== Provided records ==
Start of Block

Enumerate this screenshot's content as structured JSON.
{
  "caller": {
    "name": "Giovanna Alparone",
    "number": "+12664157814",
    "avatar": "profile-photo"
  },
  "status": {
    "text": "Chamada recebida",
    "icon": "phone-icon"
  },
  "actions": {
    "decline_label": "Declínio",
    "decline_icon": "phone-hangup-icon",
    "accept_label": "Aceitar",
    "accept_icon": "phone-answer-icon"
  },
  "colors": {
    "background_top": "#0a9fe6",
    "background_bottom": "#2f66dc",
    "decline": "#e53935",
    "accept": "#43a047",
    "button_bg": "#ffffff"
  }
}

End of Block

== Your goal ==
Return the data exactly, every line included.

== Exercise response ==
Enumerate this screenshot's content as structured JSON.
{
  "caller": {
    "name": "Giovanna Alparone",
    "number": "+12664157814",
    "avatar": "profile-photo"
  },
  "status": {
    "text": "Chamada recebida",
    "icon": "phone-icon"
  },
  "actions": {
    "decline_label": "Declínio",
    "decline_icon": "phone-hangup-icon",
    "accept_label": "Aceitar",
    "accept_icon": "phone-answer-icon"
  },
  "colors": {
    "background_top": "#0a9fe6",
    "background_bottom": "#2f66dc",
    "decline": "#e53935",
    "accept": "#43a047",
    "button_bg": "#ffffff"
  }
}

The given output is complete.